§ Task details
Quote the entries word for word. Omit the pictures.

····················

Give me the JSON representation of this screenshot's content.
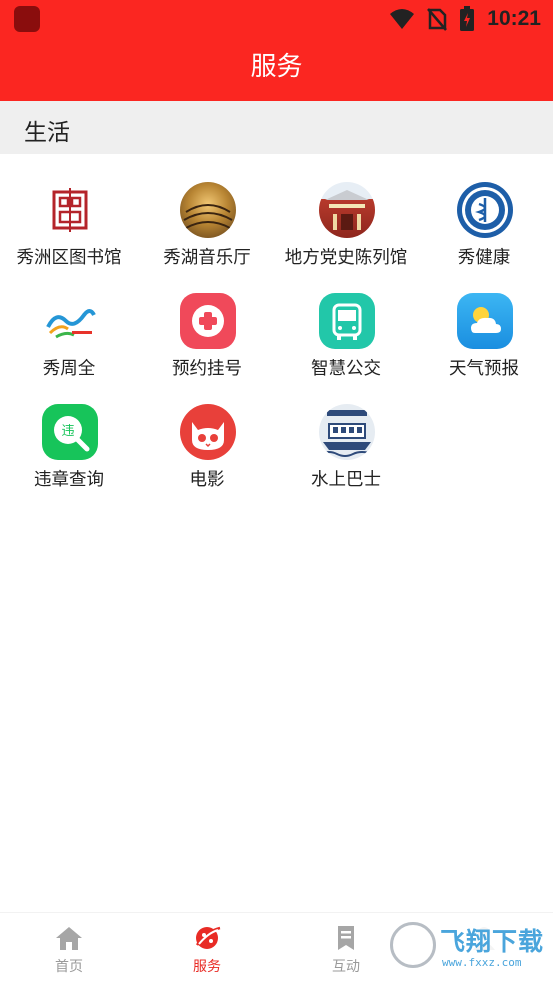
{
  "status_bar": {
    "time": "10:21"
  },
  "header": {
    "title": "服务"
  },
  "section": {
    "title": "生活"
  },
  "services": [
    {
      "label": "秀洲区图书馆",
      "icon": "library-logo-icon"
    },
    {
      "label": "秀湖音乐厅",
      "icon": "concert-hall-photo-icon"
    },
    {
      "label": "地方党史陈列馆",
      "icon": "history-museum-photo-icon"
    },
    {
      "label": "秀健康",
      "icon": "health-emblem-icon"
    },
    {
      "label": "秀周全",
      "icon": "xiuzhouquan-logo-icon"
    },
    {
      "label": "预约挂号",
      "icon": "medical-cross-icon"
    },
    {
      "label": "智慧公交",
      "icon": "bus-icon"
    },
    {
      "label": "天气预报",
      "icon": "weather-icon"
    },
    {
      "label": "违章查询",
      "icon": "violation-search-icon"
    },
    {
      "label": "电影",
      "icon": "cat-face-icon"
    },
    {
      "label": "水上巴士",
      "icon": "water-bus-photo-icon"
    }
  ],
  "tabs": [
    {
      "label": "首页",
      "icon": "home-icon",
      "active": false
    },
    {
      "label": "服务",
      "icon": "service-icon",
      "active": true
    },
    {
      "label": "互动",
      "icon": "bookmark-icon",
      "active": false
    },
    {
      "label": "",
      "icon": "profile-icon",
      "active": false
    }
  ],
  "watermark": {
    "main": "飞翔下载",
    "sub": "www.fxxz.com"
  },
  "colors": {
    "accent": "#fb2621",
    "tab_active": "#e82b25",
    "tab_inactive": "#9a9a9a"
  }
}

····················

§ Result of the task
Give me the JSON representation of this screenshot's content.
{
  "status_bar": {
    "time": "10:21"
  },
  "header": {
    "title": "服务"
  },
  "section": {
    "title": "生活"
  },
  "services": [
    {
      "label": "秀洲区图书馆",
      "icon": "library-logo-icon"
    },
    {
      "label": "秀湖音乐厅",
      "icon": "concert-hall-photo-icon"
    },
    {
      "label": "地方党史陈列馆",
      "icon": "history-museum-photo-icon"
    },
    {
      "label": "秀健康",
      "icon": "health-emblem-icon"
    },
    {
      "label": "秀周全",
      "icon": "xiuzhouquan-logo-icon"
    },
    {
      "label": "预约挂号",
      "icon": "medical-cross-icon"
    },
    {
      "label": "智慧公交",
      "icon": "bus-icon"
    },
    {
      "label": "天气预报",
      "icon": "weather-icon"
    },
    {
      "label": "违章查询",
      "icon": "violation-search-icon"
    },
    {
      "label": "电影",
      "icon": "cat-face-icon"
    },
    {
      "label": "水上巴士",
      "icon": "water-bus-photo-icon"
    }
  ],
  "tabs": [
    {
      "label": "首页",
      "icon": "home-icon",
      "active": false
    },
    {
      "label": "服务",
      "icon": "service-icon",
      "active": true
    },
    {
      "label": "互动",
      "icon": "bookmark-icon",
      "active": false
    },
    {
      "label": "",
      "icon": "profile-icon",
      "active": false
    }
  ],
  "watermark": {
    "main": "飞翔下载",
    "sub": "www.fxxz.com"
  },
  "colors": {
    "accent": "#fb2621",
    "tab_active": "#e82b25",
    "tab_inactive": "#9a9a9a"
  }
}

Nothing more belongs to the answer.